● **WORK ORDER**:
All the lines below should appear again unchanged, though their pictures should not.
□ □ □ □ □ □ □
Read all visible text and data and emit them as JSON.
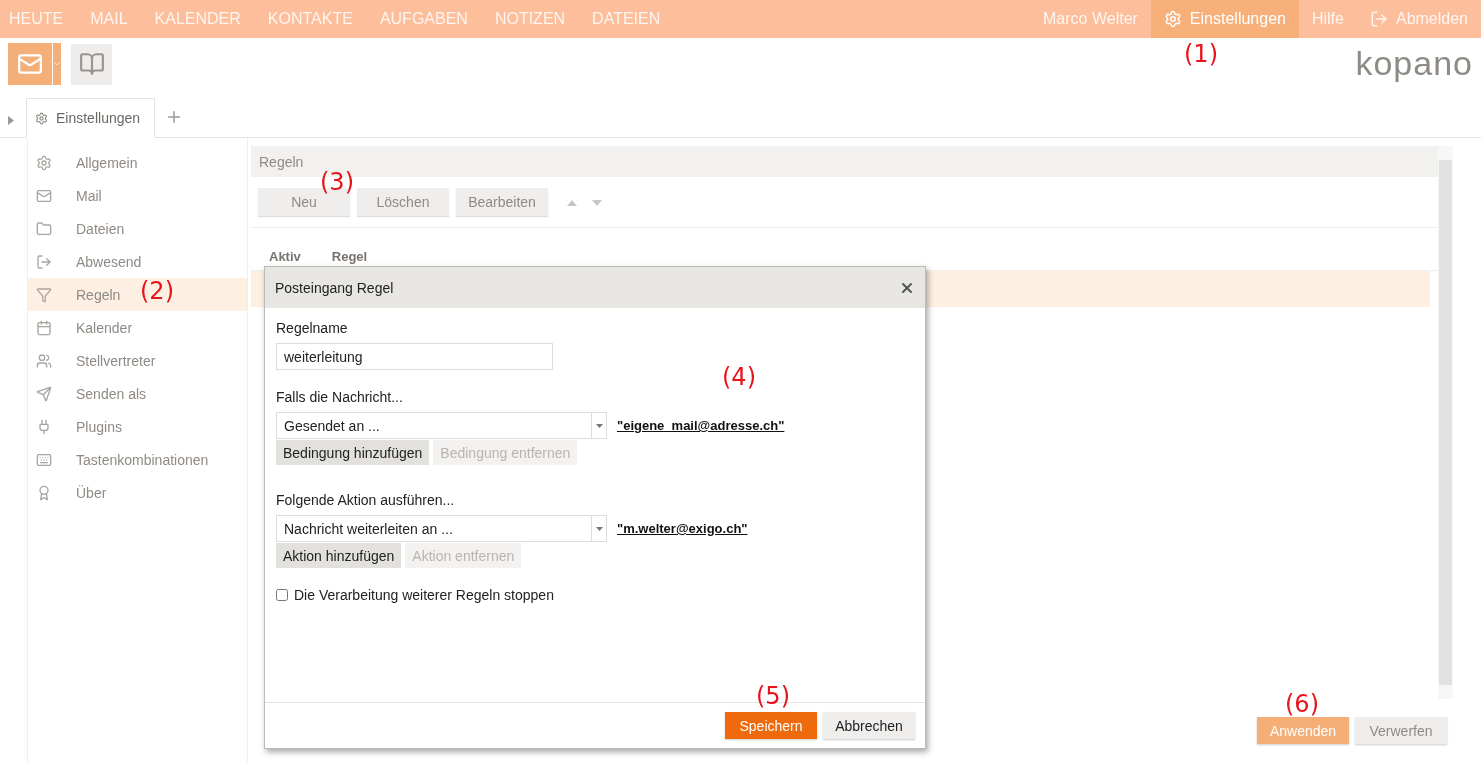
{
  "top_nav": {
    "modules": [
      {
        "label": "HEUTE",
        "selected": false
      },
      {
        "label": "MAIL",
        "selected": false
      },
      {
        "label": "KALENDER",
        "selected": false
      },
      {
        "label": "KONTAKTE",
        "selected": false
      },
      {
        "label": "AUFGABEN",
        "selected": false
      },
      {
        "label": "NOTIZEN",
        "selected": false
      },
      {
        "label": "DATEIEN",
        "selected": false
      }
    ],
    "user": "Marco Welter",
    "right_items": [
      {
        "label": "Einstellungen",
        "kind": "settings",
        "selected": true
      },
      {
        "label": "Hilfe",
        "kind": "plain",
        "selected": false
      },
      {
        "label": "Abmelden",
        "kind": "logout",
        "selected": false
      }
    ]
  },
  "logo": "kopano",
  "tabs": [
    {
      "label": "Einstellungen",
      "selected": true
    }
  ],
  "sidebar": {
    "items": [
      {
        "label": "Allgemein",
        "selected": false
      },
      {
        "label": "Mail",
        "selected": false
      },
      {
        "label": "Dateien",
        "selected": false
      },
      {
        "label": "Abwesend",
        "selected": false
      },
      {
        "label": "Regeln",
        "selected": true
      },
      {
        "label": "Kalender",
        "selected": false
      },
      {
        "label": "Stellvertreter",
        "selected": false
      },
      {
        "label": "Senden als",
        "selected": false
      },
      {
        "label": "Plugins",
        "selected": false
      },
      {
        "label": "Tastenkombinationen",
        "selected": false
      },
      {
        "label": "Über",
        "selected": false
      }
    ]
  },
  "rules_panel": {
    "title": "Regeln",
    "buttons": [
      "Neu",
      "Löschen",
      "Bearbeiten"
    ],
    "columns": [
      "Aktiv",
      "Regel"
    ],
    "rows": [
      {
        "selected": true
      }
    ]
  },
  "dialog": {
    "title": "Posteingang Regel",
    "name_label": "Regelname",
    "name_value": "weiterleitung",
    "condition_label": "Falls die Nachricht...",
    "condition_select": "Gesendet an ...",
    "condition_value": "\"eigene_mail@adresse.ch\"",
    "condition_buttons": [
      {
        "label": "Bedingung hinzufügen",
        "disabled": false
      },
      {
        "label": "Bedingung entfernen",
        "disabled": true
      }
    ],
    "action_label": "Folgende Aktion ausführen...",
    "action_select": "Nachricht weiterleiten an ...",
    "action_value": "\"m.welter@exigo.ch\"",
    "action_buttons": [
      {
        "label": "Aktion hinzufügen",
        "disabled": false
      },
      {
        "label": "Aktion entfernen",
        "disabled": true
      }
    ],
    "stop_checkbox": {
      "label": "Die Verarbeitung weiterer Regeln stoppen",
      "checked": false
    },
    "footer_buttons": [
      {
        "label": "Speichern",
        "kind": "primary"
      },
      {
        "label": "Abbrechen",
        "kind": "secondary"
      }
    ]
  },
  "footer_buttons": [
    {
      "label": "Anwenden",
      "kind": "primary"
    },
    {
      "label": "Verwerfen",
      "kind": "secondary"
    }
  ],
  "callouts": [
    "(1)",
    "(2)",
    "(3)",
    "(4)",
    "(5)",
    "(6)"
  ]
}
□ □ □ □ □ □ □
● **RESPONSE BELOW**:
Read all visible text and data and emit them as JSON.
{
  "top_nav": {
    "modules": [
      {
        "label": "HEUTE",
        "selected": false
      },
      {
        "label": "MAIL",
        "selected": false
      },
      {
        "label": "KALENDER",
        "selected": false
      },
      {
        "label": "KONTAKTE",
        "selected": false
      },
      {
        "label": "AUFGABEN",
        "selected": false
      },
      {
        "label": "NOTIZEN",
        "selected": false
      },
      {
        "label": "DATEIEN",
        "selected": false
      }
    ],
    "user": "Marco Welter",
    "right_items": [
      {
        "label": "Einstellungen",
        "kind": "settings",
        "selected": true
      },
      {
        "label": "Hilfe",
        "kind": "plain",
        "selected": false
      },
      {
        "label": "Abmelden",
        "kind": "logout",
        "selected": false
      }
    ]
  },
  "logo": "kopano",
  "tabs": [
    {
      "label": "Einstellungen",
      "selected": true
    }
  ],
  "sidebar": {
    "items": [
      {
        "label": "Allgemein",
        "selected": false
      },
      {
        "label": "Mail",
        "selected": false
      },
      {
        "label": "Dateien",
        "selected": false
      },
      {
        "label": "Abwesend",
        "selected": false
      },
      {
        "label": "Regeln",
        "selected": true
      },
      {
        "label": "Kalender",
        "selected": false
      },
      {
        "label": "Stellvertreter",
        "selected": false
      },
      {
        "label": "Senden als",
        "selected": false
      },
      {
        "label": "Plugins",
        "selected": false
      },
      {
        "label": "Tastenkombinationen",
        "selected": false
      },
      {
        "label": "Über",
        "selected": false
      }
    ]
  },
  "rules_panel": {
    "title": "Regeln",
    "buttons": [
      "Neu",
      "Löschen",
      "Bearbeiten"
    ],
    "columns": [
      "Aktiv",
      "Regel"
    ],
    "rows": [
      {
        "selected": true
      }
    ]
  },
  "dialog": {
    "title": "Posteingang Regel",
    "name_label": "Regelname",
    "name_value": "weiterleitung",
    "condition_label": "Falls die Nachricht...",
    "condition_select": "Gesendet an ...",
    "condition_value": "\"eigene_mail@adresse.ch\"",
    "condition_buttons": [
      {
        "label": "Bedingung hinzufügen",
        "disabled": false
      },
      {
        "label": "Bedingung entfernen",
        "disabled": true
      }
    ],
    "action_label": "Folgende Aktion ausführen...",
    "action_select": "Nachricht weiterleiten an ...",
    "action_value": "\"m.welter@exigo.ch\"",
    "action_buttons": [
      {
        "label": "Aktion hinzufügen",
        "disabled": false
      },
      {
        "label": "Aktion entfernen",
        "disabled": true
      }
    ],
    "stop_checkbox": {
      "label": "Die Verarbeitung weiterer Regeln stoppen",
      "checked": false
    },
    "footer_buttons": [
      {
        "label": "Speichern",
        "kind": "primary"
      },
      {
        "label": "Abbrechen",
        "kind": "secondary"
      }
    ]
  },
  "footer_buttons": [
    {
      "label": "Anwenden",
      "kind": "primary"
    },
    {
      "label": "Verwerfen",
      "kind": "secondary"
    }
  ],
  "callouts": [
    "(1)",
    "(2)",
    "(3)",
    "(4)",
    "(5)",
    "(6)"
  ]
}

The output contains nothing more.